• _Record set_
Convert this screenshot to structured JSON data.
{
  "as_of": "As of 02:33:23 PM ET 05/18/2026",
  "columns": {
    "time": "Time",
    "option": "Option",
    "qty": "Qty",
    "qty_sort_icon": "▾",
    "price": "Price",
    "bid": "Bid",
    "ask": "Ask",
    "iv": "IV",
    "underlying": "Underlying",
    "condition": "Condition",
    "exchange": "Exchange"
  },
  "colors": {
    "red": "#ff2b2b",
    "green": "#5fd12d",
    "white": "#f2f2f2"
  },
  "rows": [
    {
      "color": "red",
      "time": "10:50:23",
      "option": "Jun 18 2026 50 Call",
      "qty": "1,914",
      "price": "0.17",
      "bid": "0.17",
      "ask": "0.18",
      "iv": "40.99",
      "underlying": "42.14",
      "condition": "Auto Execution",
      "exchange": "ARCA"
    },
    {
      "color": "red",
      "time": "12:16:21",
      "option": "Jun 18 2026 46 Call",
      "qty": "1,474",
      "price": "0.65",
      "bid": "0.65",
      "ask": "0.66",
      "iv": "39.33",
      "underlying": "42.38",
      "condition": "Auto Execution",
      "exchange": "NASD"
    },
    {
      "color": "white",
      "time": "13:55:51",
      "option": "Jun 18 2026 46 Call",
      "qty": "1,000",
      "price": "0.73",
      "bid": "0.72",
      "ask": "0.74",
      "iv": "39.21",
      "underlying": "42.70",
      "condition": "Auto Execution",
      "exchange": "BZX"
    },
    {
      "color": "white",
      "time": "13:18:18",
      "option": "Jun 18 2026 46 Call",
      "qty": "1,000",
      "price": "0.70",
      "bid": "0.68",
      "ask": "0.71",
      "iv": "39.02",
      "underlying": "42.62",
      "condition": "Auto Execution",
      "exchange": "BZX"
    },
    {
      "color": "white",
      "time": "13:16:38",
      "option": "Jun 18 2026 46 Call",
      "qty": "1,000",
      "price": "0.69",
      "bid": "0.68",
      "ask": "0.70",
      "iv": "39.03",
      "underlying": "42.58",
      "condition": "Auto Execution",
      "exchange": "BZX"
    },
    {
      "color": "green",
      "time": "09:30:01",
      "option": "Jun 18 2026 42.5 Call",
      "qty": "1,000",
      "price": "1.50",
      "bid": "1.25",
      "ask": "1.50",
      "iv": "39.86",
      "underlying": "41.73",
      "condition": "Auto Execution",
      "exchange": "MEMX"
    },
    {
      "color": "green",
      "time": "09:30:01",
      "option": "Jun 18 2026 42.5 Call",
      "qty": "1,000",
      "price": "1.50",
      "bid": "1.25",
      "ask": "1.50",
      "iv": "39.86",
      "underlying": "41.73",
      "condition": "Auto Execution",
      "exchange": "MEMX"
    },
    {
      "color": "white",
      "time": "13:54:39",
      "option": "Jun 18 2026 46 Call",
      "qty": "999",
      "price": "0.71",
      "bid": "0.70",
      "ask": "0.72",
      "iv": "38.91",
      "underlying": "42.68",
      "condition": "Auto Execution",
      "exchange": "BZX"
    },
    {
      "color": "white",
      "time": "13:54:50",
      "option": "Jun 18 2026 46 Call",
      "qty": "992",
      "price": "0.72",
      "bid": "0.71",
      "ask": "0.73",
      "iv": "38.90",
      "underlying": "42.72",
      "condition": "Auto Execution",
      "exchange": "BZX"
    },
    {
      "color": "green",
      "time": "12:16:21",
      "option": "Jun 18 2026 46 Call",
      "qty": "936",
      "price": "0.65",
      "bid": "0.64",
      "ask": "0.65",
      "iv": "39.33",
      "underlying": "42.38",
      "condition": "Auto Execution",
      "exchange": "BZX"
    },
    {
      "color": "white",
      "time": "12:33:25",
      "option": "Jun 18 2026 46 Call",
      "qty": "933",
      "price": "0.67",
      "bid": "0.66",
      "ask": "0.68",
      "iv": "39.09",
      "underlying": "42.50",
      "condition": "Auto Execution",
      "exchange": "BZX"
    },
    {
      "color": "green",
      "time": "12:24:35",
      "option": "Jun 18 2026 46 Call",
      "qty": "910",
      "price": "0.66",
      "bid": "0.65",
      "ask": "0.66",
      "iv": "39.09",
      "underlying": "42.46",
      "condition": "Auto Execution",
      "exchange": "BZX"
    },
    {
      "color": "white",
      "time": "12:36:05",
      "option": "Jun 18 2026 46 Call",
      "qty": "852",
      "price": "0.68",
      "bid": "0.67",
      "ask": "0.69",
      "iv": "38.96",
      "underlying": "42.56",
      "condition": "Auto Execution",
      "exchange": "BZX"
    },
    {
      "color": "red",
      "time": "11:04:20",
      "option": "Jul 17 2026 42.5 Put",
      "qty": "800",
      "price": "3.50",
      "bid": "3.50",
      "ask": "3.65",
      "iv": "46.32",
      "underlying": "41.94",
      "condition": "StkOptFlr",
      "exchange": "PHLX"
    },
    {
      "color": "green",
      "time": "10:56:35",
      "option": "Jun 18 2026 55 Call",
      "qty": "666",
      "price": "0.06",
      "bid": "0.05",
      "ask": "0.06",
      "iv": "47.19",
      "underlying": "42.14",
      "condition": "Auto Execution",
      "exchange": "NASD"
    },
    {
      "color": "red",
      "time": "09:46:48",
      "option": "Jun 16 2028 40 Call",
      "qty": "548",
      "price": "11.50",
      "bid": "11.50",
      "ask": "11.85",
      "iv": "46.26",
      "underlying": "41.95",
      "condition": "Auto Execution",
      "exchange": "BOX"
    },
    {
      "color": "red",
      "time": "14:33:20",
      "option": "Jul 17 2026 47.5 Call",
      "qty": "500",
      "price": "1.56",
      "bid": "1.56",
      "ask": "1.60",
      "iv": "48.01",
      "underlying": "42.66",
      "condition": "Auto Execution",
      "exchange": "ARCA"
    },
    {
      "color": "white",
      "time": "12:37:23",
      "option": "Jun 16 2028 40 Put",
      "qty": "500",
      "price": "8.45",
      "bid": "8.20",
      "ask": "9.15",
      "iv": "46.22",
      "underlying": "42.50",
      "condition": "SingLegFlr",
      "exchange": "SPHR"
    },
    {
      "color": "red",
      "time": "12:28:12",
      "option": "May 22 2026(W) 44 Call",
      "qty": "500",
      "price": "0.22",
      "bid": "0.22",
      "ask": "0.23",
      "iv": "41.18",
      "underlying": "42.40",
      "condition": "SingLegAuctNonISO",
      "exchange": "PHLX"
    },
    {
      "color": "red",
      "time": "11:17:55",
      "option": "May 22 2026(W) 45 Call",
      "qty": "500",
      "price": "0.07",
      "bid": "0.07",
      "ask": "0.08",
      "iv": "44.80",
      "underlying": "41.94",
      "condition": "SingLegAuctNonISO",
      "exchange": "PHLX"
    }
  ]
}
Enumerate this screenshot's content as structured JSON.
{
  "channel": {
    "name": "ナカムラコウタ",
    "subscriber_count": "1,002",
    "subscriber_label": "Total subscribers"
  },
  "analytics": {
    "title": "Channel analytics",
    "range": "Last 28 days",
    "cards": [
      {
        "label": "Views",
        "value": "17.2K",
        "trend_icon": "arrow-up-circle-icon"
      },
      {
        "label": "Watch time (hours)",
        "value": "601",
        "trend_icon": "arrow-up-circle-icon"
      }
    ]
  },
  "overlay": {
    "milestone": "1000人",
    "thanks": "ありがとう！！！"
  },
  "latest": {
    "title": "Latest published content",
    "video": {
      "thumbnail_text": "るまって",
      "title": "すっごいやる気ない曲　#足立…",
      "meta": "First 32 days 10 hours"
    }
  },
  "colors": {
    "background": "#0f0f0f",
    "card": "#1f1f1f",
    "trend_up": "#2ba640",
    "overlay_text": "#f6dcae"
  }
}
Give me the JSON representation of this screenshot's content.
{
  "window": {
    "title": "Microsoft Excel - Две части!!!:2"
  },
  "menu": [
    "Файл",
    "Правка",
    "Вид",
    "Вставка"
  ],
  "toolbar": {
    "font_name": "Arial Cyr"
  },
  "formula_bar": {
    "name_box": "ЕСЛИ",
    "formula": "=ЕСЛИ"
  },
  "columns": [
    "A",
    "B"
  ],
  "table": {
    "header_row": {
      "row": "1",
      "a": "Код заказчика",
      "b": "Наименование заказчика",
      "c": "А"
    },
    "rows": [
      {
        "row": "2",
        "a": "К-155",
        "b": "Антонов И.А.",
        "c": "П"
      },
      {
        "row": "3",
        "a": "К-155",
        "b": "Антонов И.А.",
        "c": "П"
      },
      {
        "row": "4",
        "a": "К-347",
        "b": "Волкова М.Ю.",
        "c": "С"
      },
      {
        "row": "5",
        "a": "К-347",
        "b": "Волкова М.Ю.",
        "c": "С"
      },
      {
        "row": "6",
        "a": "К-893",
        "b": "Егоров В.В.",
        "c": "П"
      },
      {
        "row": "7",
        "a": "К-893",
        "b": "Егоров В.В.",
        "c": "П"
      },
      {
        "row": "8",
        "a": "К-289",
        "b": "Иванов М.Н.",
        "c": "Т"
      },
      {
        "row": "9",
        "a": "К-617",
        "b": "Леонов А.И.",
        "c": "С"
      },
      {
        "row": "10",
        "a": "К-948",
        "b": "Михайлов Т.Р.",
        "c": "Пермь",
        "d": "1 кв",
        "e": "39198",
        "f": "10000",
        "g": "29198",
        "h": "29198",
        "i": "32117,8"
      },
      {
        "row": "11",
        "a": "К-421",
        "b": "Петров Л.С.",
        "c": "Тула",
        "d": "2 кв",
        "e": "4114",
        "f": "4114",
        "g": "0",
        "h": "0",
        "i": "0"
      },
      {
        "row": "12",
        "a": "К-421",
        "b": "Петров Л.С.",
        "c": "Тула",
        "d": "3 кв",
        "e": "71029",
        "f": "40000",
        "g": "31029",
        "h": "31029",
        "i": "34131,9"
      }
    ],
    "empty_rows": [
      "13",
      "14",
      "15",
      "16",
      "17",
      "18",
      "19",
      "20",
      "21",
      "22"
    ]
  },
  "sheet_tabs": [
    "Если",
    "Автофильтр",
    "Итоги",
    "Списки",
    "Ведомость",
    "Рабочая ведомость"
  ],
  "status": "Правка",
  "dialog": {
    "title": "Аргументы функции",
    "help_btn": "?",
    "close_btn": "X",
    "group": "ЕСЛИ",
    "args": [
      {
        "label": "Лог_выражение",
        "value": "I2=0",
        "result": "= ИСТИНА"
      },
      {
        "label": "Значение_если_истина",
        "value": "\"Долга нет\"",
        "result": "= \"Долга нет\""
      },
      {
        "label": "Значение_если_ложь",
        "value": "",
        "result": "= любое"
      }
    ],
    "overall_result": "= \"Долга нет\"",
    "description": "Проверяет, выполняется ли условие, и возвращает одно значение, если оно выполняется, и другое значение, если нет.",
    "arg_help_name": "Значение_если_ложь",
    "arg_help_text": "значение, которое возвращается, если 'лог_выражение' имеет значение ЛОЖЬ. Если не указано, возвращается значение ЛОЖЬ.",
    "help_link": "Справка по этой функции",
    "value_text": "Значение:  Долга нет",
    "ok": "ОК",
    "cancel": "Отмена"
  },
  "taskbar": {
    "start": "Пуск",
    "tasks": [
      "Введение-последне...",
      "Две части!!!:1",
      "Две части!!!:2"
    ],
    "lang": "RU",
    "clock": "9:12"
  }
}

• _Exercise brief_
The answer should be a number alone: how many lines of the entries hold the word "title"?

• _Finished exercise_
5